    Tuncer E, Polizos SI (2011) Electrical insulation paper and its physical properties at cryogenic temperatures. IEEE Trans Appl Superconduct 21(3 Part 2):1438–1440CrossRefGoogle Scholar
  56. 56.
    Tuncer E, Sauers I, James DR et al (2009) Nanodielectrics for cryogenic applications. IEEE Trans Appl Supercond 19(3):2354–2358CrossRefGoogle Scholar
  57. 57.
    Tuncer E, Sauers I, James DR et al (2008) Nanodielectric system for cryogenic applications: barium titanate filled polyvinyl alcohol. IEEE Trans Dielectr Electr Insul 15(1):236–241CrossRefGoogle Scholar
  58. 58.
    Tuncer E, Sauers I, James DR et al (2007) Enhancement of dielectric strength in nanocomposites.

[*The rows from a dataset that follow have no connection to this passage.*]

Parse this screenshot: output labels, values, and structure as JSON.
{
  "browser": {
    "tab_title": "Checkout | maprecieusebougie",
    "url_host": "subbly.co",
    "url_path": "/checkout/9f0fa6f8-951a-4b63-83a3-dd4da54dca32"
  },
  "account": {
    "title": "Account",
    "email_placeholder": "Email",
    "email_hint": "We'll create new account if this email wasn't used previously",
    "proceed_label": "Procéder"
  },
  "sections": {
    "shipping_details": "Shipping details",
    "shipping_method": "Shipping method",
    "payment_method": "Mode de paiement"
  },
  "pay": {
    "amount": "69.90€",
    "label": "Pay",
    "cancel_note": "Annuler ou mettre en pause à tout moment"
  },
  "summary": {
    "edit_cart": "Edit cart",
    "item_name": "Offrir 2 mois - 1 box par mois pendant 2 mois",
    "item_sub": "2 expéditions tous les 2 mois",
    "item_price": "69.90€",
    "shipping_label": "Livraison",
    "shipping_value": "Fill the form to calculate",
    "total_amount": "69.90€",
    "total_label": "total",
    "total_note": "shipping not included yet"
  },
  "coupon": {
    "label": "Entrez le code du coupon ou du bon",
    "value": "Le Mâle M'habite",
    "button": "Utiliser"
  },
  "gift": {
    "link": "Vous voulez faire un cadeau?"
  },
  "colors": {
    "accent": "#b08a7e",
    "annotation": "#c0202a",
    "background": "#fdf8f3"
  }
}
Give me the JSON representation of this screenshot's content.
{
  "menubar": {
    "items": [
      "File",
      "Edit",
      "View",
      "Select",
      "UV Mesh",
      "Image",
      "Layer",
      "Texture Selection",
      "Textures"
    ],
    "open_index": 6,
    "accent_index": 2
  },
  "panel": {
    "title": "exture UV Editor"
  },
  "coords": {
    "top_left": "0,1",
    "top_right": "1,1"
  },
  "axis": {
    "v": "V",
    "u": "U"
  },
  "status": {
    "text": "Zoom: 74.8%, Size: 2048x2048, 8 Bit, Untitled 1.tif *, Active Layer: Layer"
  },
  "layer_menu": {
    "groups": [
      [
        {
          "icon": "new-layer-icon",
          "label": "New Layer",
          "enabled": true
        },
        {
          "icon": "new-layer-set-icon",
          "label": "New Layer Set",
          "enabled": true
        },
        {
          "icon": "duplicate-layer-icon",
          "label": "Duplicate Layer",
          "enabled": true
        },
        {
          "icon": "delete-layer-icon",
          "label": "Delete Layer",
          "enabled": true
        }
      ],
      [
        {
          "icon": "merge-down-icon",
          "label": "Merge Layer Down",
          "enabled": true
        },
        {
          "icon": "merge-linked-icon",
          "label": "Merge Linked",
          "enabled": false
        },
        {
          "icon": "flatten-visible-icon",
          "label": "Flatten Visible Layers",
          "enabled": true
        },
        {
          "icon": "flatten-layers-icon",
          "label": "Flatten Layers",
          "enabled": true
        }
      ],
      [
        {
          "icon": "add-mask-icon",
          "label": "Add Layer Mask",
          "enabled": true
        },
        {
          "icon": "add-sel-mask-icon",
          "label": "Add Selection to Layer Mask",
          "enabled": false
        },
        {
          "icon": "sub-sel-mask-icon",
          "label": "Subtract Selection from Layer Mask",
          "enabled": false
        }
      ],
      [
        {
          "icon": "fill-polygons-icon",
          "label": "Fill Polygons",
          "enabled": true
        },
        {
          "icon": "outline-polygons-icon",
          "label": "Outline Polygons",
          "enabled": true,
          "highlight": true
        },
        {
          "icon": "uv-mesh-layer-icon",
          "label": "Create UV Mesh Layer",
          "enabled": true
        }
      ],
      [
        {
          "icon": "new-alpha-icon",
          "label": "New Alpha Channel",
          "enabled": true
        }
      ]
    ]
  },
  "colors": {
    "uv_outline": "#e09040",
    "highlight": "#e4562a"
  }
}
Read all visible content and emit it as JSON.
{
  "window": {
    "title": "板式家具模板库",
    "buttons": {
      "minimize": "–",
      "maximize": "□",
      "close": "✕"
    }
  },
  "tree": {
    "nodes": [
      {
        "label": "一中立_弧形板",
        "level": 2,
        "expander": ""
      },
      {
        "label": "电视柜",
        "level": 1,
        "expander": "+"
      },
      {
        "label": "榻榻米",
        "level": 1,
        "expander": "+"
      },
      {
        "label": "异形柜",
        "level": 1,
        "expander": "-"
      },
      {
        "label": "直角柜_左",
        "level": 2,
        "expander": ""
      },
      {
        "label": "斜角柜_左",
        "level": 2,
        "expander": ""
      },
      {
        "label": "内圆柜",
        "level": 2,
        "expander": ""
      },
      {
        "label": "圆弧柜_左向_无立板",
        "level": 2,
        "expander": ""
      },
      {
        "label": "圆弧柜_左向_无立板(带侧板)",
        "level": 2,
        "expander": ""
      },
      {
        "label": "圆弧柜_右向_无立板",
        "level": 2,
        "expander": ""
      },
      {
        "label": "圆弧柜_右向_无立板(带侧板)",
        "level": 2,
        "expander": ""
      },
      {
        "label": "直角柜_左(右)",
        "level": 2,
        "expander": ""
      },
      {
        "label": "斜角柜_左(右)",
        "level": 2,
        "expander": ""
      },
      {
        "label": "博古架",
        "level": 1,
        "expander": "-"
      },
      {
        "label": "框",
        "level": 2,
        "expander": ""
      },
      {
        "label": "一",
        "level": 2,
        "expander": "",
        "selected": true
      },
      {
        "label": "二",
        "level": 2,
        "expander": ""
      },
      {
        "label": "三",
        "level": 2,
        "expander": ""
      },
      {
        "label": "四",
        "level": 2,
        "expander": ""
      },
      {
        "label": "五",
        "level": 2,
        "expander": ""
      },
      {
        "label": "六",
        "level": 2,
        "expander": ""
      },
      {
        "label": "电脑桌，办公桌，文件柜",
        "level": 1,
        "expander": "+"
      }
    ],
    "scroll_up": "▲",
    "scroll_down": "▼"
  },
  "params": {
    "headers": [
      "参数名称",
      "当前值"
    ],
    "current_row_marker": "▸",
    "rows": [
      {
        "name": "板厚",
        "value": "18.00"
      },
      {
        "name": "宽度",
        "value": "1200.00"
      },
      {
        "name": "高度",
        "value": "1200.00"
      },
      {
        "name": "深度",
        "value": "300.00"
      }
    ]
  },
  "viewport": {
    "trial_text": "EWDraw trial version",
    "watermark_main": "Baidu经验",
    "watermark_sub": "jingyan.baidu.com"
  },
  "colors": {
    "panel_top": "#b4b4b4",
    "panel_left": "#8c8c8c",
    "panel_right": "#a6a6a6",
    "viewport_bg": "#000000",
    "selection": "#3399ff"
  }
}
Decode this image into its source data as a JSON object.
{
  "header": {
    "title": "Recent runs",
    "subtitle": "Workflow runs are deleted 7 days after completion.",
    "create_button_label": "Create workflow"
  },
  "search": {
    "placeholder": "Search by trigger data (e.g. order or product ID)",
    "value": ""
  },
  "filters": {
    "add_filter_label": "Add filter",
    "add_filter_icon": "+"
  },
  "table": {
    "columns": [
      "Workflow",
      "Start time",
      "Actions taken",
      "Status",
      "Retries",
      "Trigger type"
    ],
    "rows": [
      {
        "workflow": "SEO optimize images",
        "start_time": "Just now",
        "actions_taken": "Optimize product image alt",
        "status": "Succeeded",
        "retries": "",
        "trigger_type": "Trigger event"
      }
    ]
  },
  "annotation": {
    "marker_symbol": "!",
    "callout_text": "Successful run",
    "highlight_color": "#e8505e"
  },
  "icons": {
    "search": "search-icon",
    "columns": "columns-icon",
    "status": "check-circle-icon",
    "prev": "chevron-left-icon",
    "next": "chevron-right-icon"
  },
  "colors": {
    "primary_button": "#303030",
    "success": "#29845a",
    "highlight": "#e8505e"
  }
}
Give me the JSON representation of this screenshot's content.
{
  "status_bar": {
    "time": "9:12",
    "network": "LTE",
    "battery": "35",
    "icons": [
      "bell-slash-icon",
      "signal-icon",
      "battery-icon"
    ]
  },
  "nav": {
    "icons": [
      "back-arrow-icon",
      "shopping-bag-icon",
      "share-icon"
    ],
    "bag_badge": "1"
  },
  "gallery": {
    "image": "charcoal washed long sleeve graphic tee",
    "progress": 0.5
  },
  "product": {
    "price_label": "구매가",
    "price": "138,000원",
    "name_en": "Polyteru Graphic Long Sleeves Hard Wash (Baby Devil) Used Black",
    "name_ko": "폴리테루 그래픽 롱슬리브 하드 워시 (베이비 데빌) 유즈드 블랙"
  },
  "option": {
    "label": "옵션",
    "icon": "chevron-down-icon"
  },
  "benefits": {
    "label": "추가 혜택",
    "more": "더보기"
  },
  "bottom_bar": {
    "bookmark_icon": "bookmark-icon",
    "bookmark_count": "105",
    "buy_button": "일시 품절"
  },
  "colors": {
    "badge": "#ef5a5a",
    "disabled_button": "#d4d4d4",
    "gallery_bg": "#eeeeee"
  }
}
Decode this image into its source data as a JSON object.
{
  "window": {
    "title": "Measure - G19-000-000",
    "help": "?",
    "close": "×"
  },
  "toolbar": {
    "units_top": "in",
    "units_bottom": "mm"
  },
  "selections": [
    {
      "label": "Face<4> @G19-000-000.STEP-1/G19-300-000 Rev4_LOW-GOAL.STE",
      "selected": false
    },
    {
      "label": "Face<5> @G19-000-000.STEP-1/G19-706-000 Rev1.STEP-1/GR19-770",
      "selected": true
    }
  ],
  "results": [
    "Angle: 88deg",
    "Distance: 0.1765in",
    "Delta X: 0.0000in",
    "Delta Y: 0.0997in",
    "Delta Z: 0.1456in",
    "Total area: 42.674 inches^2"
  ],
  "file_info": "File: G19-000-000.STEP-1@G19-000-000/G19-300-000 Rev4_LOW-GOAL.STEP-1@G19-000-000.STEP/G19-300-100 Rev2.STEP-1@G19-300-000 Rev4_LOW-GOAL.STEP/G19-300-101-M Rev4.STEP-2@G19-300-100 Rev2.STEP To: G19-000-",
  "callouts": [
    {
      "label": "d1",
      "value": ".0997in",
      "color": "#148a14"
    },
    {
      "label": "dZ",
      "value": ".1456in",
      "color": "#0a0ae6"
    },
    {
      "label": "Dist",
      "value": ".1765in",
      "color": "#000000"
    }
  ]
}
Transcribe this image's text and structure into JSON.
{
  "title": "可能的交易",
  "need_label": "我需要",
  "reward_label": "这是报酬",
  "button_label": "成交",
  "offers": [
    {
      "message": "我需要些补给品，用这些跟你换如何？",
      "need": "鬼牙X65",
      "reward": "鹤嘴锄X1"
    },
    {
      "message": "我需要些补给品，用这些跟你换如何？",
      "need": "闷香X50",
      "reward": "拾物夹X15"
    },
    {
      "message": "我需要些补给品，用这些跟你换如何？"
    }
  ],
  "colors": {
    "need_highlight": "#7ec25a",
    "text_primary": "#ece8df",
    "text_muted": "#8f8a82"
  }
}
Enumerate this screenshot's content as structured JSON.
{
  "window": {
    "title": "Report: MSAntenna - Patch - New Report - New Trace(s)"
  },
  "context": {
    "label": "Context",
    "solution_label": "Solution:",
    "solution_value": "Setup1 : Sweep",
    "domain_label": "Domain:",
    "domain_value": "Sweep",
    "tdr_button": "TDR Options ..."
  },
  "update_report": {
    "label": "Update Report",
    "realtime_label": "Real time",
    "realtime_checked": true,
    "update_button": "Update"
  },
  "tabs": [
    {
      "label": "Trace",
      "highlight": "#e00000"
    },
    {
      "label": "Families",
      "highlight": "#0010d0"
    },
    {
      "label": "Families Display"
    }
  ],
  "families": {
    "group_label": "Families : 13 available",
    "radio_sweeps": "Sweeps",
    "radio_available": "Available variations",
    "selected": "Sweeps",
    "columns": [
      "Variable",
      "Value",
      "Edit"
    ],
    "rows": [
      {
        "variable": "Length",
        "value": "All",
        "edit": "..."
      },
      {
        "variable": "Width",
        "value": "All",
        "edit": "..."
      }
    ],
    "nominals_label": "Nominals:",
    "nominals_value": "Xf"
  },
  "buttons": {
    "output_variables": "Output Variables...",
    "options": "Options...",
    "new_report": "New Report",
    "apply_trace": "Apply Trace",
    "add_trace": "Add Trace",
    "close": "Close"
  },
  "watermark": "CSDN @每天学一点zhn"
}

Nanotechnology 18:325704CrossRefGoogle Scholar
  59. 59.
    Tuncer E, Sauers I, James DR et al (2007) Electrical properties of epoxy resin based nanocomposites. Nanotechnology 18:025703CrossRefGoogle Scholar
  60. 60.
    Verhaart HFA, Tom J, Verhage A et al (1987) Avalanches near solid insulators. In: Fifth international conference on gas discharge and their applications, Braunschweig, paper 13.01Google Scholar
  61. 61.
    Weedy BM, Swingler SG (1979) Life expectancy of liquid nitrogen taped cable insulation. IEEE Trans Electr Insul EI-14:222–228CrossRefGoogle Scholar
  62. 62.
    Weedy BM, Swingler SG, Shaikh S (1982) Life expectancy and failure mechanisms of lapped synthetic tape impregnated with supercritical helium. IEE Proc 129 Pt A(5):328–331Google Scholar
  63. 63.
    Weedy BM, Swingler SG (1987) Review of tape materials for cable insulation at liquid nitrogen temperatures. Cryogenics 27:668–672CrossRefGoogle Scholar
  64. 64.
    Zhang C, Mason R Stevens GC (2005) Dielectric properties of alumina polymer nanocomposites. In: Annual report conference on electrical insulation and dielectric phenomena. Nashville, Tennessee, pp 721–724Google Scholar

Copyright information

© Springer-Verlag Berlin Heidelberg 2013

Authors and Affiliations

  1. 1.Center for Advanced Power SystemsFlorida State UniversityTallahasseeUSA

Personalised recommendations